### Records for this exercise:

# # # # # # #

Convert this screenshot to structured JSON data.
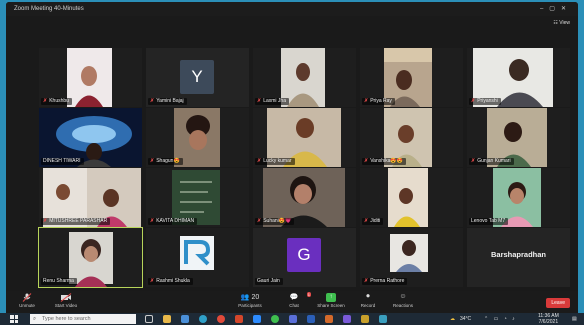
{
  "window": {
    "title": "Zoom Meeting 40-Minutes",
    "view_label": "View"
  },
  "participants": [
    {
      "name": "Khushbu"
    },
    {
      "name": "Yamini Bajaj",
      "initial": "Y",
      "avatar_color": "#3d4a5a"
    },
    {
      "name": "Laxmi Jha"
    },
    {
      "name": "Priya Ray"
    },
    {
      "name": "Priyanshi"
    },
    {
      "name": "DINESH TIWARI"
    },
    {
      "name": "Shagun😍"
    },
    {
      "name": "Lucky kumar"
    },
    {
      "name": "Vanshika😍😍"
    },
    {
      "name": "Gunjan Kumari"
    },
    {
      "name": "MITUSHREE PARASHAR"
    },
    {
      "name": "KAVITA DHIMAN"
    },
    {
      "name": "Suhani😍💗"
    },
    {
      "name": "Jiditi"
    },
    {
      "name": "Lenovo Tab M7"
    },
    {
      "name": "Renu Sharma",
      "active_speaker": true
    },
    {
      "name": "Rashmi Shukla"
    },
    {
      "name": "Gauri Jain",
      "initial": "G",
      "avatar_color": "#6a2fbf"
    },
    {
      "name": "Prerna Rathore"
    },
    {
      "name": "Barshapradhan",
      "video_off_name": "Barshapradhan"
    }
  ],
  "toolbar": {
    "unmute": "Unmute",
    "start_video": "Start Video",
    "participants": "Participants",
    "participants_count": "20",
    "chat": "Chat",
    "chat_badge": "1",
    "share_screen": "Share Screen",
    "record": "Record",
    "reactions": "Reactions",
    "leave": "Leave"
  },
  "taskbar": {
    "search_placeholder": "Type here to search",
    "temperature": "34°C",
    "time": "11:36 AM",
    "date": "7/6/2021"
  },
  "colors": {
    "active_speaker_border": "#b7d45a",
    "leave_button": "#d93a3a",
    "share_screen": "#3fbf4f"
  }
}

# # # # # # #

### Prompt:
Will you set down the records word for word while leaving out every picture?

### Written response:
Convert this screenshot to structured JSON data.
{
  "window": {
    "title": "Zoom Meeting 40-Minutes",
    "view_label": "View"
  },
  "participants": [
    {
      "name": "Khushbu"
    },
    {
      "name": "Yamini Bajaj",
      "initial": "Y",
      "avatar_color": "#3d4a5a"
    },
    {
      "name": "Laxmi Jha"
    },
    {
      "name": "Priya Ray"
    },
    {
      "name": "Priyanshi"
    },
    {
      "name": "DINESH TIWARI"
    },
    {
      "name": "Shagun😍"
    },
    {
      "name": "Lucky kumar"
    },
    {
      "name": "Vanshika😍😍"
    },
    {
      "name": "Gunjan Kumari"
    },
    {
      "name": "MITUSHREE PARASHAR"
    },
    {
      "name": "KAVITA DHIMAN"
    },
    {
      "name": "Suhani😍💗"
    },
    {
      "name": "Jiditi"
    },
    {
      "name": "Lenovo Tab M7"
    },
    {
      "name": "Renu Sharma",
      "active_speaker": true
    },
    {
      "name": "Rashmi Shukla"
    },
    {
      "name": "Gauri Jain",
      "initial": "G",
      "avatar_color": "#6a2fbf"
    },
    {
      "name": "Prerna Rathore"
    },
    {
      "name": "Barshapradhan",
      "video_off_name": "Barshapradhan"
    }
  ],
  "toolbar": {
    "unmute": "Unmute",
    "start_video": "Start Video",
    "participants": "Participants",
    "participants_count": "20",
    "chat": "Chat",
    "chat_badge": "1",
    "share_screen": "Share Screen",
    "record": "Record",
    "reactions": "Reactions",
    "leave": "Leave"
  },
  "taskbar": {
    "search_placeholder": "Type here to search",
    "temperature": "34°C",
    "time": "11:36 AM",
    "date": "7/6/2021"
  },
  "colors": {
    "active_speaker_border": "#b7d45a",
    "leave_button": "#d93a3a",
    "share_screen": "#3fbf4f"
  }
}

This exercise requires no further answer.